You must always ensure that your value metric grows with the customer to increase your monthly recurring revenue (MMR). A good SaaS business can still grow if its acquisition stalls a bit as long as its value metric aligns with the customers. Hubspot is just one example of a company that grew based on this kind of growth.
How do you arrive at a value-based price?
When you want to determine a value-based price, you need to choose a product that is comparable to your own and research to find out how much customers pay for it. You then need to examine how your product is different from a similar product and then place a financial value on all of those differences you find.
Add everything positive about your product, subtract the negatives, and then you can come up with a potential price point. You always want to make sure the customer’s value is higher than your costs.
What is a net promoter score?
A net promoter score (NPS) is a management tool that helps gauge the loyalty of your company's customer relationships. It is an acceptable alternative to more traditional customer satisfaction research. It has also been linked with revenue growth.
Learn to Optimize Your SaaS Business with Value Metrics
Above, we went beyond the basics of optimizing your SaaS business with value metrics.
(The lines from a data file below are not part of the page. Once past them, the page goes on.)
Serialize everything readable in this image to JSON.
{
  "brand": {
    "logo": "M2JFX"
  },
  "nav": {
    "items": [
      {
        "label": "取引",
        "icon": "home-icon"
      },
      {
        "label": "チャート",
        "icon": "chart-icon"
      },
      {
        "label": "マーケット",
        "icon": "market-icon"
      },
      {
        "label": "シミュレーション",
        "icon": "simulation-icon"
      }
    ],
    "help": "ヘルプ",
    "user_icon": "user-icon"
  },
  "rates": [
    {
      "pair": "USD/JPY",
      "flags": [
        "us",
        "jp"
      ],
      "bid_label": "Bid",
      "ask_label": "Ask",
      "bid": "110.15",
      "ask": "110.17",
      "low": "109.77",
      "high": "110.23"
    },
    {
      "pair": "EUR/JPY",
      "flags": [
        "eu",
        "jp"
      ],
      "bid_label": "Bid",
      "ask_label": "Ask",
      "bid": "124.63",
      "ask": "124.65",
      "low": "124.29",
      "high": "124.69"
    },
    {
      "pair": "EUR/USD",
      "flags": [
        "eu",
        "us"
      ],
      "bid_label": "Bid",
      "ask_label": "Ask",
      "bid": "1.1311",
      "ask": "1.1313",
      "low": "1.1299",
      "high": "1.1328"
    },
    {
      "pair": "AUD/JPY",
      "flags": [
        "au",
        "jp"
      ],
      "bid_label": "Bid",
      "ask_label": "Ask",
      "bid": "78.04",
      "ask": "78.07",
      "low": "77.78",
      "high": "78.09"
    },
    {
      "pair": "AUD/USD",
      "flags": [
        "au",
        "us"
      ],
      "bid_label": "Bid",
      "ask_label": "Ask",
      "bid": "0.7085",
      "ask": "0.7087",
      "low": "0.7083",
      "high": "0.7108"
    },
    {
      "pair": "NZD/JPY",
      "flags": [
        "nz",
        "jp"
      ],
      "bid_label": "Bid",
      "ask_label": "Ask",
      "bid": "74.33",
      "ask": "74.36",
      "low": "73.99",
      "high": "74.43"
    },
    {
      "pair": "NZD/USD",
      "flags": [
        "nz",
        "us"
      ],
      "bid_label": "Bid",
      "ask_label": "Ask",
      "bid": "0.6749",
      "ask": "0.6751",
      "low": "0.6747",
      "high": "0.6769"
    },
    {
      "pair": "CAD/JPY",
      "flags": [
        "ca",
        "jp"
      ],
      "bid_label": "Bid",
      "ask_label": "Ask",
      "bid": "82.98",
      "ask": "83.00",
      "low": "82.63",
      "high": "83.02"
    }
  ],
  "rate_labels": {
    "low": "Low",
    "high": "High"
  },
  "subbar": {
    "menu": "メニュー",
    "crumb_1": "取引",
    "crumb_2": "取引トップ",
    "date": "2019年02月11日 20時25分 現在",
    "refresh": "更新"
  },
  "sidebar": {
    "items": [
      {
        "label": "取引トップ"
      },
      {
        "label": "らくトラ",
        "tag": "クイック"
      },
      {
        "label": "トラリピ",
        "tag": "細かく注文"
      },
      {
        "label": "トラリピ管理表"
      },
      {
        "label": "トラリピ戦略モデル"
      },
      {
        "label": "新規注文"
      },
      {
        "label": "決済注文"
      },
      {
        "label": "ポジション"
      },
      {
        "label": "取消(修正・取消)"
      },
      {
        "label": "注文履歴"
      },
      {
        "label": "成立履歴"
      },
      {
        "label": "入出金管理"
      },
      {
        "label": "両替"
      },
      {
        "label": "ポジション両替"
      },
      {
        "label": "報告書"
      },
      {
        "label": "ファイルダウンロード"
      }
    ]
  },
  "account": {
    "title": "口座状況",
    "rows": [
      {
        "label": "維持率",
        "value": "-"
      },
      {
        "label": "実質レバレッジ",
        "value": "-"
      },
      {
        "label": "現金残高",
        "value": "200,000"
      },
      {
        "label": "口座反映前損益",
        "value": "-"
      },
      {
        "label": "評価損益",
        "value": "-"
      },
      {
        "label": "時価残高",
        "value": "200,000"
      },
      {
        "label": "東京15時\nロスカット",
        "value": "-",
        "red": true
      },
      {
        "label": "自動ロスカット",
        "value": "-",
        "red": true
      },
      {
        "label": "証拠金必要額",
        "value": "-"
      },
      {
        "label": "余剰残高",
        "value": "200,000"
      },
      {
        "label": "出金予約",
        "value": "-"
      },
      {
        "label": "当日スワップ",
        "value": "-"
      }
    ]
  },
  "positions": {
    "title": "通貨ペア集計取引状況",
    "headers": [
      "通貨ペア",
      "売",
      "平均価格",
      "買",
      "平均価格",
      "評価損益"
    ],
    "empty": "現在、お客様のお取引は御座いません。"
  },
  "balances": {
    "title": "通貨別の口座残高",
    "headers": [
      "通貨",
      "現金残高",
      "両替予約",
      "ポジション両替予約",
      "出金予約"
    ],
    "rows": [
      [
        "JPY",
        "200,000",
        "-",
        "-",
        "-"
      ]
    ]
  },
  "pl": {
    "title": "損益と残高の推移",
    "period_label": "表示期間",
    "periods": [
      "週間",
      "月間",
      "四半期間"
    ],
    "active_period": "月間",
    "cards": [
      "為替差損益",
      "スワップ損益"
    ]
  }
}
We dug into the finer details to help you understand where and how this fits into your business. The right approach to value metrics ensures that your target audience gets as much value as possible from your product. And with that, good growth happens.
If you’re ready to get serious about value metrics, sign up for ProductLed's free PLG course.